"People frequently think of history and science as not necessarily paralleling each other but they so definitely do," said Smith, director of education at Tellus. "I want to put a name and a face to something, to an individual. ... I want [children] to realize, especially being a woman, that they still have options. Not a lot of girls you speak to [answer], 'What do you want to be when you grow up?' [with], 'Well, I want to be a paleontologist.' And I want to change that. I want them to think about careers in science and also the fact that they really need to make tie-ins.
"I'm sure you've heard the tongue twister, 'She sells seashells by the sea shore.' That was actually written about Mary Anning. So [there are] really cool things that just tie in and you realize you really do have things to connect with people from our past."
Donning period attire of the early 1800s, Smith will be one of about 30 Tellus staff members and Pumphouse Players actors taking part in the second annual event on Aug. 7.
Presented by Star 94 FM, "Night at the Museum" will bring some of the most famous names in science to life. From 5:30 to 11 p.m., the actors will "be in character," engaging museum patrons in conversation. Along with the return of Albert Einstein and the Wright brothers, the event also will feature science experiments and a special planetarium show on roller coasters.
"[We had] a great response," said Tellus Executive Director Jose Santamaria, about last year's attendance. "We had close to 1,000 people. There were hundreds waiting at the door. We had to close the museum at 5 p.m. to reopen at 6. By 5:30 there must have been a couple of hundred people at the door.
"So there was a lot of interest by the public and I think everyone enjoyed it. There was so much to do throughout the museum and the museum was full all evening long."
During the event, patrons also will be able to tour the museum.
Opened in January 2009, Tellus was officially named a Smithsonian affiliate in September and has attracted more than 300,000 visitors. Encompassing 120,000 square feet at 100 Tellus Drive in Cartersville, the museum is comprised of four main galleries -- The Weinman Mineral Gallery, The Fossil Gallery, Science in Motion and The Collins Family My Big Backyard -- a 120-seat digital planetarium and an observatory equipped with a 20-inch telescope.

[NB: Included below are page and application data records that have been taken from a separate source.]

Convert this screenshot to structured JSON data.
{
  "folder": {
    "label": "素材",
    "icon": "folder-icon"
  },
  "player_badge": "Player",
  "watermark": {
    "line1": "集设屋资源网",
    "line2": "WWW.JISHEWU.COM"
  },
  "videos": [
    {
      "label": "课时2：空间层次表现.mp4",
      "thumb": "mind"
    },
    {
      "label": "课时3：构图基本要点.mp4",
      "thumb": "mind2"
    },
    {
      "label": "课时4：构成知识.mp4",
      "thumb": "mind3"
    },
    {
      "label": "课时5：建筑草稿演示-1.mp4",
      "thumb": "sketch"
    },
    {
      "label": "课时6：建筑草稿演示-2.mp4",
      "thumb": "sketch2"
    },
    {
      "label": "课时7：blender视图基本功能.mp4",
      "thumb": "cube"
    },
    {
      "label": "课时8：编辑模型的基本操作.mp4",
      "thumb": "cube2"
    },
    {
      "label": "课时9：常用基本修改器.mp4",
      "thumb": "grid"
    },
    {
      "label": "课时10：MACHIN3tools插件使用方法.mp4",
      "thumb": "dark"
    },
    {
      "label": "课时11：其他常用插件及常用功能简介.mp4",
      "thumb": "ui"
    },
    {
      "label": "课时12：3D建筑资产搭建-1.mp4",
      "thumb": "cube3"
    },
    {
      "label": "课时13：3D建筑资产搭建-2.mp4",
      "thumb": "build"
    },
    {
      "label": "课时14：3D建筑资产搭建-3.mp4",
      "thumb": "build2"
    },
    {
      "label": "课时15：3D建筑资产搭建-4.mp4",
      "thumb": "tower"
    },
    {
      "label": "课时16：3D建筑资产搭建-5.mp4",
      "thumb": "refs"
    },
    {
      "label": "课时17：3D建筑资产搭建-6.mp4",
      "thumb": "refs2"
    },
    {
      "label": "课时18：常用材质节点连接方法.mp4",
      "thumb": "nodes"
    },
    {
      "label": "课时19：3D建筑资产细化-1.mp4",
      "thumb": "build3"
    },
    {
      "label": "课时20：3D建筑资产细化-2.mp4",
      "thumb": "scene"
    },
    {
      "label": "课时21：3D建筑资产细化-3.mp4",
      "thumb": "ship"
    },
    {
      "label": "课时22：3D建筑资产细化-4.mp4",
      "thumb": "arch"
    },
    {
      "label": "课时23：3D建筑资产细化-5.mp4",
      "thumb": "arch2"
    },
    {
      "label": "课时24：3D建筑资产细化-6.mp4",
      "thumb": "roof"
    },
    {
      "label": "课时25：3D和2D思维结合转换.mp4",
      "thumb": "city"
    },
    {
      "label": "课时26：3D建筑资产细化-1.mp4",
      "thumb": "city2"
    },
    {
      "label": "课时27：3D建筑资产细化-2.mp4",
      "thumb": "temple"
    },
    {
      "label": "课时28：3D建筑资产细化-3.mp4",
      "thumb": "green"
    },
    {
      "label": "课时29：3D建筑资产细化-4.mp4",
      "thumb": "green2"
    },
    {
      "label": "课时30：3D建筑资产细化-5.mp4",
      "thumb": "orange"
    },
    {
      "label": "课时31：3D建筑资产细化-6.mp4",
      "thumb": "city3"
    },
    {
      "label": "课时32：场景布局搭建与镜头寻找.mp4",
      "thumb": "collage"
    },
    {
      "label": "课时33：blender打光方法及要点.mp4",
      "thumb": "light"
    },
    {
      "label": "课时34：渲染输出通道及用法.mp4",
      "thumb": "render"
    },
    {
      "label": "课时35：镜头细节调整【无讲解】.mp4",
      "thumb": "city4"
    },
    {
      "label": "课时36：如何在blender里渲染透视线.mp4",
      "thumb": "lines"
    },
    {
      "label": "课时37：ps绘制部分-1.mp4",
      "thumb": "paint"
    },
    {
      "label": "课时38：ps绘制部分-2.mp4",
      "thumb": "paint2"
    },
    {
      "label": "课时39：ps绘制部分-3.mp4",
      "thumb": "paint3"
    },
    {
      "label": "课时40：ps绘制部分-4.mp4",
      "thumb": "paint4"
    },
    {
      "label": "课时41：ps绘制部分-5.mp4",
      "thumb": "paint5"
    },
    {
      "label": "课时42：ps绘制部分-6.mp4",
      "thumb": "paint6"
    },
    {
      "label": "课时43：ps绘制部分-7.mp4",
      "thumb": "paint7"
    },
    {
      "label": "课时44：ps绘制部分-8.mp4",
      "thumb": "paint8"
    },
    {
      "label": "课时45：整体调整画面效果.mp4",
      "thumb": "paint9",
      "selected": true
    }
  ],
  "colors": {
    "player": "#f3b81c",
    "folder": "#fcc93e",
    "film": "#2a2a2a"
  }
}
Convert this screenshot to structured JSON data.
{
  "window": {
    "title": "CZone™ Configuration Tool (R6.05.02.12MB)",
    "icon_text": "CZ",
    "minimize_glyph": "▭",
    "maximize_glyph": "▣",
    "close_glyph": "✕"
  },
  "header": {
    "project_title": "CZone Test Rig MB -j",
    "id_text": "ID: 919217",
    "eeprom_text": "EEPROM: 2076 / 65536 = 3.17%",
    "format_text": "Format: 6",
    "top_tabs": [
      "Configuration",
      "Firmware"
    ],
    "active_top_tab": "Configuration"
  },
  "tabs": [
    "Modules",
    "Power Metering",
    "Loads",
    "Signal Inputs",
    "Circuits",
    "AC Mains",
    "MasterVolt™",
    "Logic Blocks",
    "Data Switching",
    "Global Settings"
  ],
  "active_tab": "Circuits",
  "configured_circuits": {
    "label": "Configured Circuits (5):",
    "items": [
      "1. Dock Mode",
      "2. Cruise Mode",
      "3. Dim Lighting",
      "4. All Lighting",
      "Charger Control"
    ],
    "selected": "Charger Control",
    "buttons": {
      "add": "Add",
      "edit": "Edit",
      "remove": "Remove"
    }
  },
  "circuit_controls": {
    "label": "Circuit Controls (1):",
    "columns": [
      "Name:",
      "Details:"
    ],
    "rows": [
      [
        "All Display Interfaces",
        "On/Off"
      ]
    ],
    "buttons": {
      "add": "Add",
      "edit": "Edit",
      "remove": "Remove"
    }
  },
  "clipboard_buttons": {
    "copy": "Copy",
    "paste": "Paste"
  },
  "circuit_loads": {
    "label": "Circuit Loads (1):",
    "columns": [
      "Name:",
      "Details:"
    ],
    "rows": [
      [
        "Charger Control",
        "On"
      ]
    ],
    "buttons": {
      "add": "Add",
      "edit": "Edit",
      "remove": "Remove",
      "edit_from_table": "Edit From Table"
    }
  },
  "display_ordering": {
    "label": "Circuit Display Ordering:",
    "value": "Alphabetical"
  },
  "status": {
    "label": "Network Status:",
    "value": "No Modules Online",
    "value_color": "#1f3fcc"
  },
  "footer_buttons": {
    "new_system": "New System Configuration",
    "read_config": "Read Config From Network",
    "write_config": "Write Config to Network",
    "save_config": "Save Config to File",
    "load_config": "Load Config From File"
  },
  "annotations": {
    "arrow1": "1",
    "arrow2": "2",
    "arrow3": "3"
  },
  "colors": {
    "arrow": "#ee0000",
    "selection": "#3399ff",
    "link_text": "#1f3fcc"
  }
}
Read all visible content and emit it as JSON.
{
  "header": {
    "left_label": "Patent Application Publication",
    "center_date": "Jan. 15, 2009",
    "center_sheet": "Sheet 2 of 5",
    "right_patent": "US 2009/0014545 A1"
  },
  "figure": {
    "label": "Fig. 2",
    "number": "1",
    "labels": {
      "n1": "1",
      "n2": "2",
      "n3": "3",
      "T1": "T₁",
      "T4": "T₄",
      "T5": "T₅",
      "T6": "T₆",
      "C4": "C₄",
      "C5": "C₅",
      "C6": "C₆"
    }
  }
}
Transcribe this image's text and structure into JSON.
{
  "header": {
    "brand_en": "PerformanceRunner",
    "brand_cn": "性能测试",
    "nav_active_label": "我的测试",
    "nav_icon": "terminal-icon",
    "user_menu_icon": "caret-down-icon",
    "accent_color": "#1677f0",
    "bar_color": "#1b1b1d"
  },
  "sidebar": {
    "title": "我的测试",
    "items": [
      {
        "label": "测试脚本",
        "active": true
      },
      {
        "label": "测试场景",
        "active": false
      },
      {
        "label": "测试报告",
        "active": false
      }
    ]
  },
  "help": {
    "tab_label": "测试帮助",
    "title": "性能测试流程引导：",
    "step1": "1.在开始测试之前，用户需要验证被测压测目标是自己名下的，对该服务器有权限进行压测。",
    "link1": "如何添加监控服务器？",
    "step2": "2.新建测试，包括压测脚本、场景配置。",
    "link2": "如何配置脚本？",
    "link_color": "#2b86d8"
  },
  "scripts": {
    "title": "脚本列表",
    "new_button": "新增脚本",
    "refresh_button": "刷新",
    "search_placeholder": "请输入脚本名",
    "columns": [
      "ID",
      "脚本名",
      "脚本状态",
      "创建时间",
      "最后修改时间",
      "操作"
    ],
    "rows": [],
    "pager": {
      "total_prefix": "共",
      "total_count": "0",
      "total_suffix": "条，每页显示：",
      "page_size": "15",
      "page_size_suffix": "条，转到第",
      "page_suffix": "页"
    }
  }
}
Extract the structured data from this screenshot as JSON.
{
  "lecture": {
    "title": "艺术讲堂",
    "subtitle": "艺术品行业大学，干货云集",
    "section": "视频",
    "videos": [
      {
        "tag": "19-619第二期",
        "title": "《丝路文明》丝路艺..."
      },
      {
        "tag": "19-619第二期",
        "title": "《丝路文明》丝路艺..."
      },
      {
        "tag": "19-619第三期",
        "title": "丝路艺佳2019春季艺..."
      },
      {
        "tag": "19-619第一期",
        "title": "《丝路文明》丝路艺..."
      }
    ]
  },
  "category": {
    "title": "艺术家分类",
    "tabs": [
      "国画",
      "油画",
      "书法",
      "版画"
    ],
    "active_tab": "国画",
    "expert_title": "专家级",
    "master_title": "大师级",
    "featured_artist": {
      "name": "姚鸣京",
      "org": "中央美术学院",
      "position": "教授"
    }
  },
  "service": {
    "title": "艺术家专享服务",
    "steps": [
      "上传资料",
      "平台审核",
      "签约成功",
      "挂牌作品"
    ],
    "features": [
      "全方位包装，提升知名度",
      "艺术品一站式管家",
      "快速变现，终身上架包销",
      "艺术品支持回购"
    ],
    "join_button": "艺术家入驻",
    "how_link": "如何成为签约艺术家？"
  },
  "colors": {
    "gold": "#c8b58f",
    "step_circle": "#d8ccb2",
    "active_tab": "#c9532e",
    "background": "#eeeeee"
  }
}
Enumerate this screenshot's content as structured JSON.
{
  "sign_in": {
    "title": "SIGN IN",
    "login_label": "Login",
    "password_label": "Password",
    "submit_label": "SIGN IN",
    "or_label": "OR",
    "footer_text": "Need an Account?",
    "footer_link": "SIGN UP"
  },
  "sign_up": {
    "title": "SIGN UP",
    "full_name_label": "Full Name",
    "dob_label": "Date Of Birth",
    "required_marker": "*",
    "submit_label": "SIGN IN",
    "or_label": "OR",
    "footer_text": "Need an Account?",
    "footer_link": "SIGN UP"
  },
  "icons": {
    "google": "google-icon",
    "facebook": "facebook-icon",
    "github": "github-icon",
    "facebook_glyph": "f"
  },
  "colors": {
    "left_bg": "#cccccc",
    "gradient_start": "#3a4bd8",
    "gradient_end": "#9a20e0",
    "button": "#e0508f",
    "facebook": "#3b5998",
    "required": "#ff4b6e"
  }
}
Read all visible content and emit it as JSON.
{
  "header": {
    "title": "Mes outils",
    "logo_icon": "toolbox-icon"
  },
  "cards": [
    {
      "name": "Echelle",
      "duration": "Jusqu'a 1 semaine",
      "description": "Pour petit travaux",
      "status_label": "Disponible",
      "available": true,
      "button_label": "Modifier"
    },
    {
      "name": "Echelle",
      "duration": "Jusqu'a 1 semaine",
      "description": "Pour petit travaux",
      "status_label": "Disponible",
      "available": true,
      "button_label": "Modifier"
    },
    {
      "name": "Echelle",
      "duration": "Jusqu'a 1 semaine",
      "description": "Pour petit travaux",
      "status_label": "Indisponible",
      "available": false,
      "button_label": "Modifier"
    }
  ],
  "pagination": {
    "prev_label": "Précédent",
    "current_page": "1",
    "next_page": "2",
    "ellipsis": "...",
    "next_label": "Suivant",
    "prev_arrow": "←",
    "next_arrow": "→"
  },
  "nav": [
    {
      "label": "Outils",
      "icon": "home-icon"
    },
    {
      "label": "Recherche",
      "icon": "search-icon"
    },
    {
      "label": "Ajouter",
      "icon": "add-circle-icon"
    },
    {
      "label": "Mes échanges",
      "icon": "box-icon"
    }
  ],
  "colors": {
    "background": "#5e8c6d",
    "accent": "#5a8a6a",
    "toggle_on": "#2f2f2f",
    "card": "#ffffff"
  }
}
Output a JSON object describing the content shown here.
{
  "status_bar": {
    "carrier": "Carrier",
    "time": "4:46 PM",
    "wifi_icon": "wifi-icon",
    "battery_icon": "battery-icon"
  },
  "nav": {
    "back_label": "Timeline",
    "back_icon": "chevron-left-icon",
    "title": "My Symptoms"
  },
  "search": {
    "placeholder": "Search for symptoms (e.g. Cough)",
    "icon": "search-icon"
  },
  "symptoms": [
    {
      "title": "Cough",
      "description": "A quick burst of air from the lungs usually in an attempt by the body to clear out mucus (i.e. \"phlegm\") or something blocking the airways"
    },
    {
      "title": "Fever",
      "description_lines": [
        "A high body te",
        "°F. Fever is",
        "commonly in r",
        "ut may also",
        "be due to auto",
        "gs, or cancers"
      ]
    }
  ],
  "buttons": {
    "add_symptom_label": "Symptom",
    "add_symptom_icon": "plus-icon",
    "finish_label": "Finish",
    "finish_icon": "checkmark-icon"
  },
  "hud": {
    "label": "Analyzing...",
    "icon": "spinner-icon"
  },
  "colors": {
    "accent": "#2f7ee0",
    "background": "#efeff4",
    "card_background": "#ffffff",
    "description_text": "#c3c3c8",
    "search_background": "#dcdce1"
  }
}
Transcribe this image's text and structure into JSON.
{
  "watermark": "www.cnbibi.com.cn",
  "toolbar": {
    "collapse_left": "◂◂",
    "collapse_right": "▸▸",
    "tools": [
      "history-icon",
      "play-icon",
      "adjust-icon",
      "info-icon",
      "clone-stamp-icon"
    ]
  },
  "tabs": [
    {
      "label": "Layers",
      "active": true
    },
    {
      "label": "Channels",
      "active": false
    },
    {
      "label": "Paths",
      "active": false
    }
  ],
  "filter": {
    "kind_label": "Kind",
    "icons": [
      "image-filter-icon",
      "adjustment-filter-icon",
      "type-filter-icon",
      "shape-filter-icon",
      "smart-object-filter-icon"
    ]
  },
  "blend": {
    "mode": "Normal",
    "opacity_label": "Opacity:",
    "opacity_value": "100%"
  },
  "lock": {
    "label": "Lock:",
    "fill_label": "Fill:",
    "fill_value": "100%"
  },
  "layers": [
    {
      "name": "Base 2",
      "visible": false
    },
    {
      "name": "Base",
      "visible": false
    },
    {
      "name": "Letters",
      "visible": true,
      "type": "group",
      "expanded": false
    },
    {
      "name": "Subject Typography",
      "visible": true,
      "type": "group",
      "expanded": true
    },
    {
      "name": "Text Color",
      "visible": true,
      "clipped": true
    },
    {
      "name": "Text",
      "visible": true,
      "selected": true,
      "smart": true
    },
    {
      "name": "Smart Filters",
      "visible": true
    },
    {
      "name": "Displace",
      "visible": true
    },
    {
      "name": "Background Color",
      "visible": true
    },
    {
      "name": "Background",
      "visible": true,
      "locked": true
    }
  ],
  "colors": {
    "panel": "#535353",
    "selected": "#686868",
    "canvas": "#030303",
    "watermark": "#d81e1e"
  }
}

Tickets for the "Night at the Museum" cost $10 apiece for Tellus members and $20 for non-members. For more information or to purchase tickets, call 770-606-5700, ext. 431, or visit www.tellusmuseum.org.